* **What to do**:
Wherever a line in the records below contains "with", copy that line.
──────────────────────────────
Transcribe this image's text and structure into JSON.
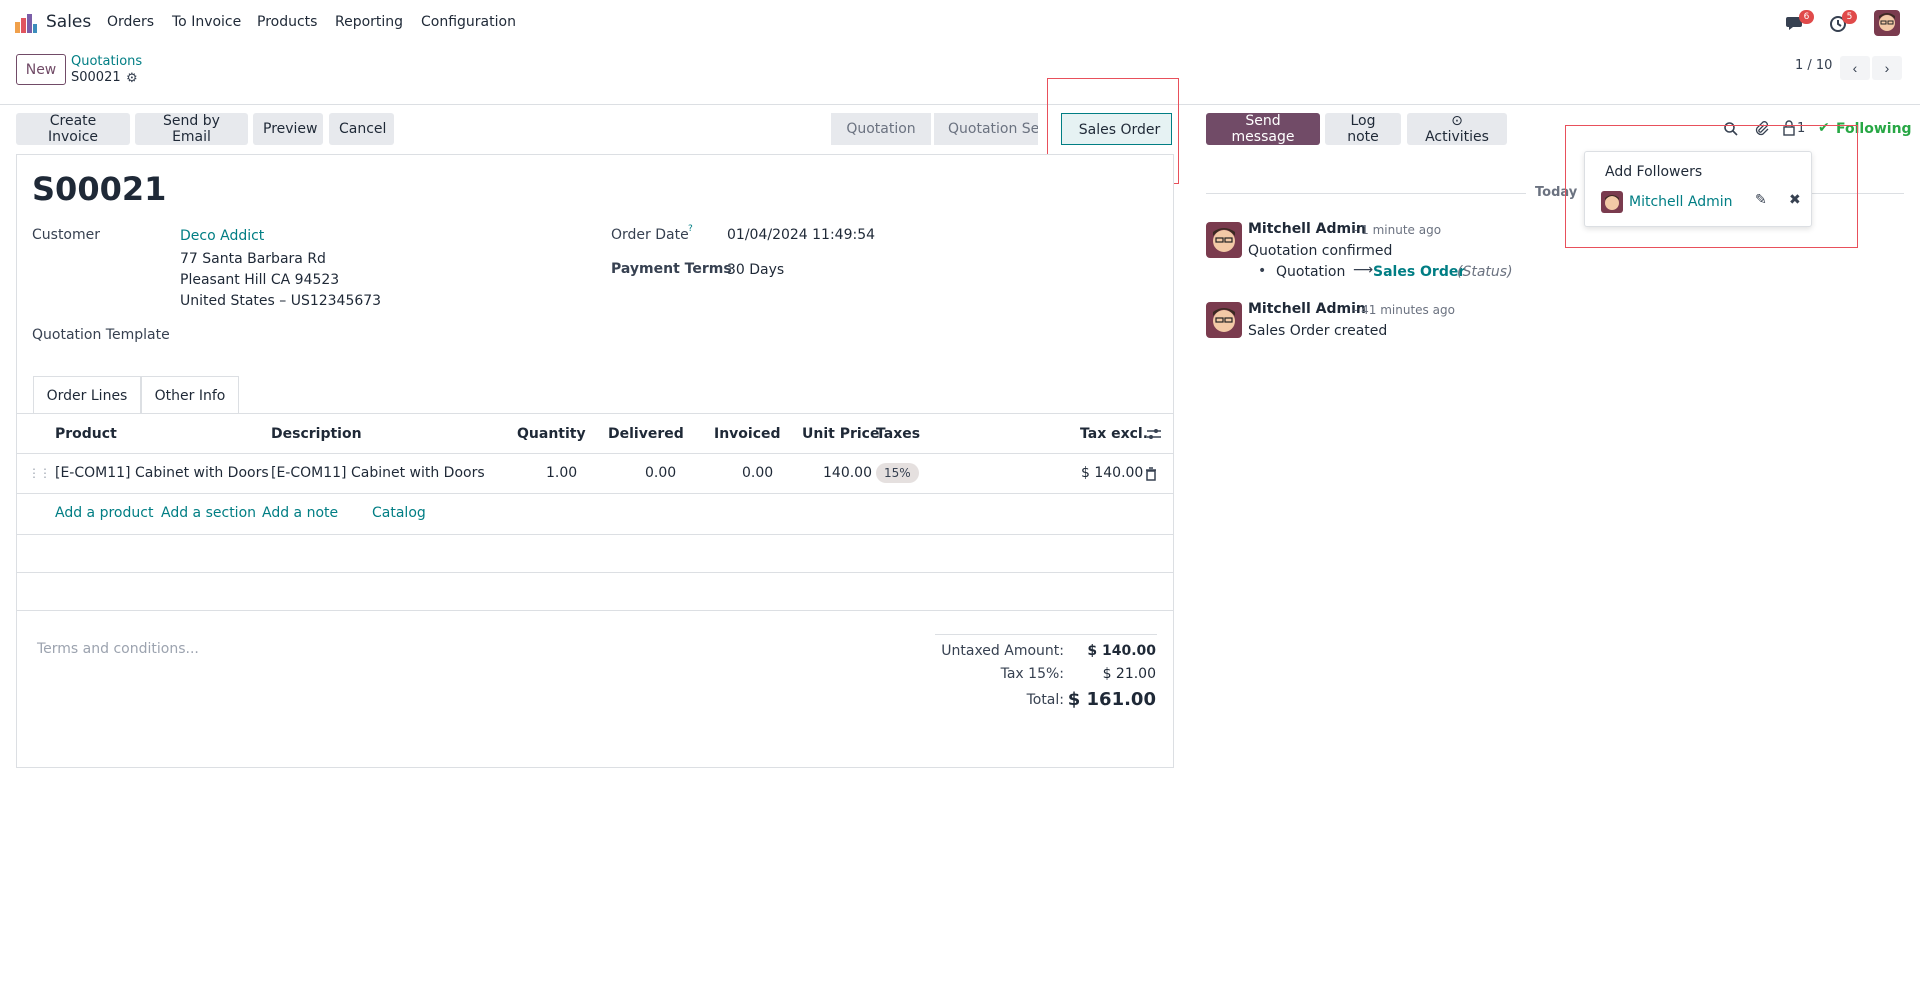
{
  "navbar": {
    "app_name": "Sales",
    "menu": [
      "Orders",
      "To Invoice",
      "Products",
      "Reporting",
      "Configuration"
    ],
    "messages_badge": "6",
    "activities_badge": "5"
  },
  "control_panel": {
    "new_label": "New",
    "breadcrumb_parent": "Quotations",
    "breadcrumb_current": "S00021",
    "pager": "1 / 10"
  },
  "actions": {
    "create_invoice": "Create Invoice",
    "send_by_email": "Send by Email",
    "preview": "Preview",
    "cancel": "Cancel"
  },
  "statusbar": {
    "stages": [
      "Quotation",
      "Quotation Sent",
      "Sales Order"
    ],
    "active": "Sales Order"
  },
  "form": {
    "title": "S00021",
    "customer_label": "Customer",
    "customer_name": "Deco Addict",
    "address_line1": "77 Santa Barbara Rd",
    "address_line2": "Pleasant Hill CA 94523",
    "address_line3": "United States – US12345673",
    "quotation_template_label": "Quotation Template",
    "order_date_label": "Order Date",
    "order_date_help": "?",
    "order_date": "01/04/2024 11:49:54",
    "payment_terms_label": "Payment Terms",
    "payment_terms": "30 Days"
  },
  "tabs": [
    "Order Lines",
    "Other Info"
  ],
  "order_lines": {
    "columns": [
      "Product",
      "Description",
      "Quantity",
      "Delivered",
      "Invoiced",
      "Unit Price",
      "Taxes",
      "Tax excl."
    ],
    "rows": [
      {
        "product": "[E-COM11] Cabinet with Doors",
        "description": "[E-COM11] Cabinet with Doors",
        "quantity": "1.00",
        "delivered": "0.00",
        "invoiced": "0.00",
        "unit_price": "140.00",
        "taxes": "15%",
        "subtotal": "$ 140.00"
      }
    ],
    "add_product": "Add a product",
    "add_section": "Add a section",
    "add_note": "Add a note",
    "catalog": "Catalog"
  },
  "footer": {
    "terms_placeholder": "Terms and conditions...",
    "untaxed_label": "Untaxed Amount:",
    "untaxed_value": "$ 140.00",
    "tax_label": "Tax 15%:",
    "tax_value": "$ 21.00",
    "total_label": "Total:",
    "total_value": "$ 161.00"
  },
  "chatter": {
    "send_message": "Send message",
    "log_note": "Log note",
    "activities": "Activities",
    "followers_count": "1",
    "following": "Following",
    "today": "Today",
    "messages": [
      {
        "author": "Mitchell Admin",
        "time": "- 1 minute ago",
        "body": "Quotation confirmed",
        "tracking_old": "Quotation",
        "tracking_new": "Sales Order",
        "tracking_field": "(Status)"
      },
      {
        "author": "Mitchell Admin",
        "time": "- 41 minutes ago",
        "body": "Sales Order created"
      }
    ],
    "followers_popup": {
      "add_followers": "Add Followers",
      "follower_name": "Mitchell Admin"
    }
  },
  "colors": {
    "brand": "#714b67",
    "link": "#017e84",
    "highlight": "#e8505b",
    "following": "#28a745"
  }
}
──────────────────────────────
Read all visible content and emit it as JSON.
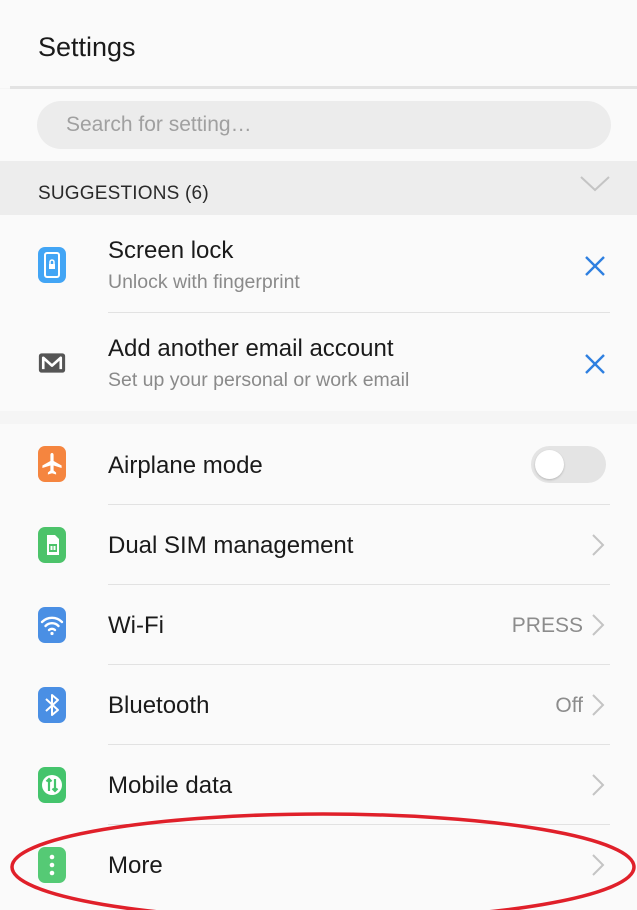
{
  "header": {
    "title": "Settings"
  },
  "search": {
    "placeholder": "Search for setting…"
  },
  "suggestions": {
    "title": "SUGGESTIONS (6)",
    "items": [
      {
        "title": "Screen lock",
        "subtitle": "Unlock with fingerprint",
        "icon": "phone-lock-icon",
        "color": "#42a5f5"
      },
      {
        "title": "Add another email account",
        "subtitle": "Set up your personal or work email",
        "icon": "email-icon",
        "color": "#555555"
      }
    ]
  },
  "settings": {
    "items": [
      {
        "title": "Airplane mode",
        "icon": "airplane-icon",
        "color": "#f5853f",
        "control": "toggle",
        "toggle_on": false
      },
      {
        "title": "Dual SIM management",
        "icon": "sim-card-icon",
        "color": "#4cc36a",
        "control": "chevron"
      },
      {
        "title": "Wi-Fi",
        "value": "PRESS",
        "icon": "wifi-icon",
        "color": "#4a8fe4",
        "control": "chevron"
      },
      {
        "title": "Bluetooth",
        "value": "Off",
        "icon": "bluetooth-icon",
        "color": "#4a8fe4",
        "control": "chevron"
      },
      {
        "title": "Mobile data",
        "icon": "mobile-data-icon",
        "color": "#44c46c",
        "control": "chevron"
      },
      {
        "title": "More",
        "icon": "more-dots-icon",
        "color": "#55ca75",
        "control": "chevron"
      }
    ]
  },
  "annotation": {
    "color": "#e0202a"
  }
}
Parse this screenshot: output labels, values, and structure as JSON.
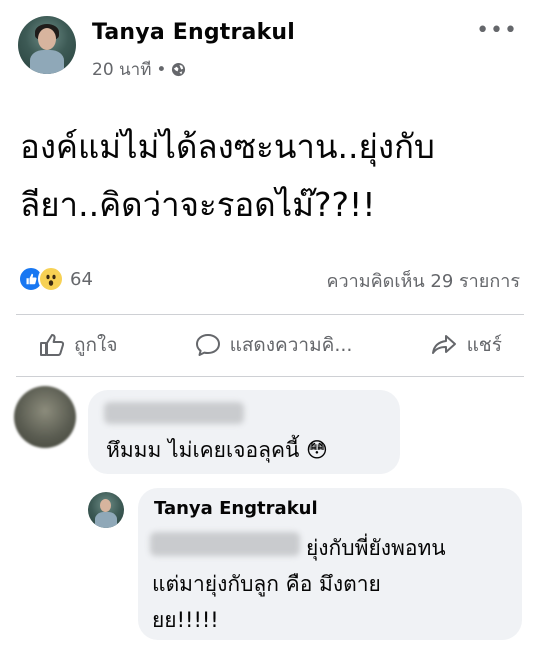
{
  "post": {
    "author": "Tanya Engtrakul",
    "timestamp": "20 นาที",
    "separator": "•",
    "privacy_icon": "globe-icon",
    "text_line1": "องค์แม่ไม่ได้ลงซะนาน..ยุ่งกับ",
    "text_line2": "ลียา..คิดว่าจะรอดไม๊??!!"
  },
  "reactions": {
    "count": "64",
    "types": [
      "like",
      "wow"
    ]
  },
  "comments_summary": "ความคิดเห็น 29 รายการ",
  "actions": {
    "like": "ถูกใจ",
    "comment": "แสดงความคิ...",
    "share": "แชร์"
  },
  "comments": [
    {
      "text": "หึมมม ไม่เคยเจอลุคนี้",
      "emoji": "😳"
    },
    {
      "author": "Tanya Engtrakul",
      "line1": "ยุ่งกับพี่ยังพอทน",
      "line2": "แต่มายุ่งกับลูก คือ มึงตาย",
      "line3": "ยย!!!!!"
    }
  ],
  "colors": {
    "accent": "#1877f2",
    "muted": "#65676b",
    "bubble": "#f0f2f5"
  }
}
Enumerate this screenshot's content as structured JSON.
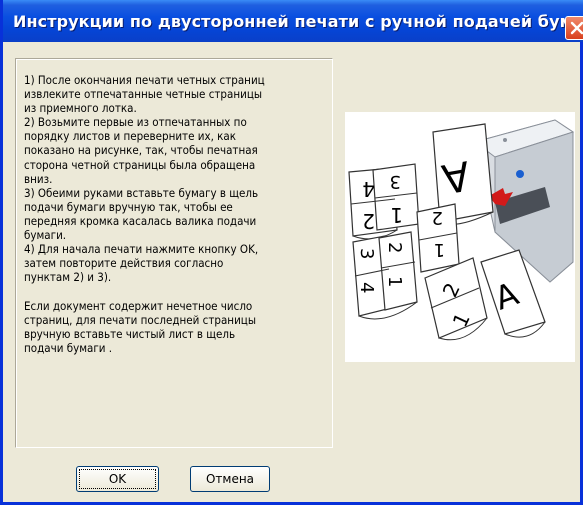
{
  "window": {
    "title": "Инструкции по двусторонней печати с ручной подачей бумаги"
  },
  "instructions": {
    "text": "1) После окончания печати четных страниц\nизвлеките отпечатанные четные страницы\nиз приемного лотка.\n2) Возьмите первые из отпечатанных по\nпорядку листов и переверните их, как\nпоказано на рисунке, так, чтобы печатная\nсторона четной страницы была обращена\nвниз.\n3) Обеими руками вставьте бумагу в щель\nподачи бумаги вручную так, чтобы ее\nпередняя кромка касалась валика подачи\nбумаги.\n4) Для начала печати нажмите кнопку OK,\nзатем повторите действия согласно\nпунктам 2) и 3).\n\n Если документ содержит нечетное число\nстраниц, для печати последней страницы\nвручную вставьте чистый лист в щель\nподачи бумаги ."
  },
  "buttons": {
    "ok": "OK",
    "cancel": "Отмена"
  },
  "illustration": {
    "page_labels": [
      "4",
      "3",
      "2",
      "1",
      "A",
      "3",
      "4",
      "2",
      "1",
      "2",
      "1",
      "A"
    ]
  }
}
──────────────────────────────
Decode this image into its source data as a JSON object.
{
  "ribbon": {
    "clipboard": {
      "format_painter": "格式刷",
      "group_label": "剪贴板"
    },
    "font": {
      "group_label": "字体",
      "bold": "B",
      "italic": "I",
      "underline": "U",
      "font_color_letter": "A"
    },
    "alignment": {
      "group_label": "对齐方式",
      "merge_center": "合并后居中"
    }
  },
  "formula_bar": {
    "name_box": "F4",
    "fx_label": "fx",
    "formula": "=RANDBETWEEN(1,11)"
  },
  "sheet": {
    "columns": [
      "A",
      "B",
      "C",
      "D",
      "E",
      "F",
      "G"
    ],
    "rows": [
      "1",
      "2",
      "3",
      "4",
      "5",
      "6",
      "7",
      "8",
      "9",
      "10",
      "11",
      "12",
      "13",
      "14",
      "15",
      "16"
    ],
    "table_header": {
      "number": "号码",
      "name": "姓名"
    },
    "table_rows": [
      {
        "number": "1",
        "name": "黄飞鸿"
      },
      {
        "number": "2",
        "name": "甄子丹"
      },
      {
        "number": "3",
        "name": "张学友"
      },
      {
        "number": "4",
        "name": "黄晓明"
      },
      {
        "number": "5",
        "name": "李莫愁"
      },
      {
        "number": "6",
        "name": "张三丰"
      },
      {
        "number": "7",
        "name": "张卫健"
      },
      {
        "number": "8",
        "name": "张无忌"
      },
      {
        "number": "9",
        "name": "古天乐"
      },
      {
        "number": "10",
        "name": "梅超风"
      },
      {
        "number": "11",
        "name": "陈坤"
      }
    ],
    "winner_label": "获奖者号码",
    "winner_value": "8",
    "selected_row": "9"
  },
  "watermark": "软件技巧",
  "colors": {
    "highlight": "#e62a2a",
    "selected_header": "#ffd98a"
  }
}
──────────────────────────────
* **Output below**:
        "product": "[E-COM11] Cabinet with Doors",
        "description": "[E-COM11] Cabinet with Doors",
        "subtitle": "Unlock with fingerprint",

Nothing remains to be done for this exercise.